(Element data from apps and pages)

____

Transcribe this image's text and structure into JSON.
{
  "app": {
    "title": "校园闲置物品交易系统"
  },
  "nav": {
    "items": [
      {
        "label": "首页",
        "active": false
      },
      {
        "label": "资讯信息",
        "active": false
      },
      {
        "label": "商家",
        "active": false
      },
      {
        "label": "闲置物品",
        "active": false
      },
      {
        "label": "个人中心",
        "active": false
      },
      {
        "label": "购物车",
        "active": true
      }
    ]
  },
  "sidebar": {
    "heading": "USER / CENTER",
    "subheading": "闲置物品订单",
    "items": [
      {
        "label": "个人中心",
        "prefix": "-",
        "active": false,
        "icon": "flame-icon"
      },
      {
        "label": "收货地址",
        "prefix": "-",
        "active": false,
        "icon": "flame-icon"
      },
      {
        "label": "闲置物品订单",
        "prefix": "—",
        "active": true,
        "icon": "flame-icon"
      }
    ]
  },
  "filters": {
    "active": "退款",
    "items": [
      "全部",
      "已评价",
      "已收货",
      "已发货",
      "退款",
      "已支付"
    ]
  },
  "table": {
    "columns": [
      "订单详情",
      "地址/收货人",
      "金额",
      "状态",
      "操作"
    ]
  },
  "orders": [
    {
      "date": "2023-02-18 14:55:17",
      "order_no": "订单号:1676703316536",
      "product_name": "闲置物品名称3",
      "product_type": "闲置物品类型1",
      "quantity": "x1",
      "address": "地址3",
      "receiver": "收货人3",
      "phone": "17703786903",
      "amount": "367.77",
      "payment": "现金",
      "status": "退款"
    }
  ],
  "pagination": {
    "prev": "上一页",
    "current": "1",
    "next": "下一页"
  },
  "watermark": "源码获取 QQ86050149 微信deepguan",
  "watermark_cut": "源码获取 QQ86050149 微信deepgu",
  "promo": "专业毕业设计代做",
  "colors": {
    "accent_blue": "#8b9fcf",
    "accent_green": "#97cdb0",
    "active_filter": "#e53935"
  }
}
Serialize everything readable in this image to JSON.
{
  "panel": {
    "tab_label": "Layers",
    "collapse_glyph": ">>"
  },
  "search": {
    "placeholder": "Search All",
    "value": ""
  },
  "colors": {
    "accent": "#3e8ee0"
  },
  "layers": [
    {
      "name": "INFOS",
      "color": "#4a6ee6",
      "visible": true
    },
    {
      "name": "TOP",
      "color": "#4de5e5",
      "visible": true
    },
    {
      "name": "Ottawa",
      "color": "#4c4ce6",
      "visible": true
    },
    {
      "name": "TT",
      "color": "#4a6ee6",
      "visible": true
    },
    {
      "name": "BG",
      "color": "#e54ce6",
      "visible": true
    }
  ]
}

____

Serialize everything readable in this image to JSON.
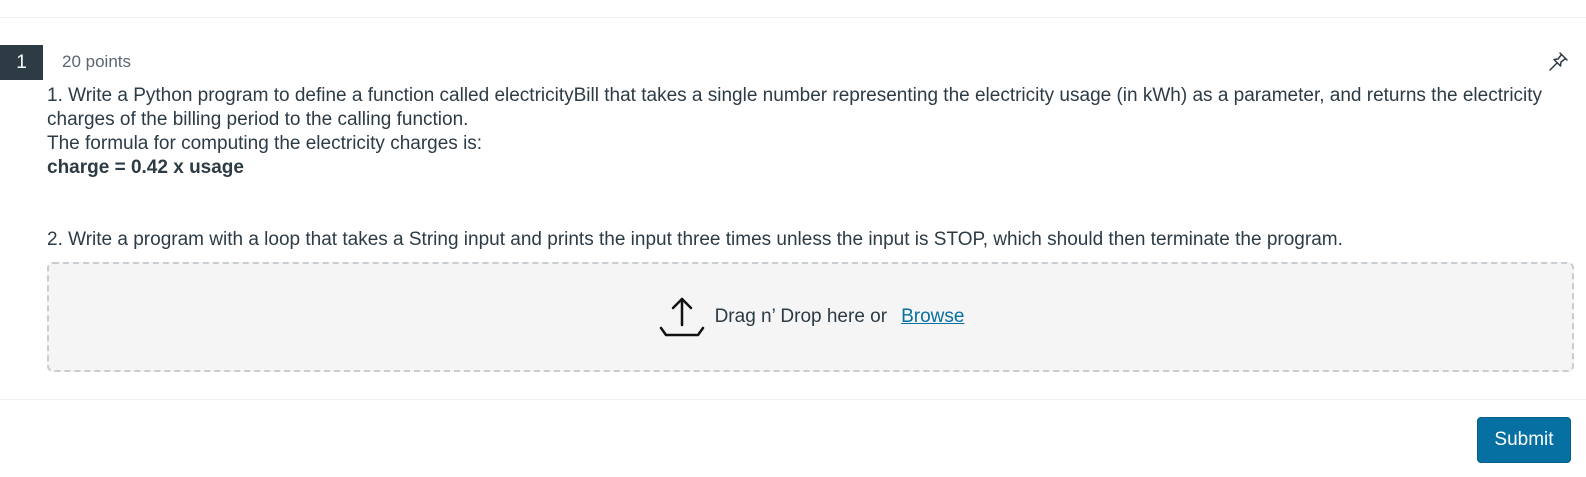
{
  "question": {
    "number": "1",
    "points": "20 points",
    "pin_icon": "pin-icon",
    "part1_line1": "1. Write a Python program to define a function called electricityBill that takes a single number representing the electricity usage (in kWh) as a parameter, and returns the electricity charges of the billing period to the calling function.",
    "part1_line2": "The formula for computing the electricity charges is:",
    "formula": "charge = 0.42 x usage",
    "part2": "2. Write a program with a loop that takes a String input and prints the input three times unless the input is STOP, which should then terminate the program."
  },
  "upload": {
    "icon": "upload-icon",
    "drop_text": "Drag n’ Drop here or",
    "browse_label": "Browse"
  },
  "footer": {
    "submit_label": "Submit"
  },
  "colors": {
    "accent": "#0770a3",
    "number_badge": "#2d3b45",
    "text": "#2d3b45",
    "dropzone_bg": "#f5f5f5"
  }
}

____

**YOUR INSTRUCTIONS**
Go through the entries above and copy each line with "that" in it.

**ANSWER BOX**
    "part1_line1": "1. Write a Python program to define a function called electricityBill that takes a single number representing the electricity usage (in kWh) as a parameter, and returns the electricity charges of the billing period to the calling function.",
    "part2": "2. Write a program with a loop that takes a String input and prints the input three times unless the input is STOP, which should then terminate the program."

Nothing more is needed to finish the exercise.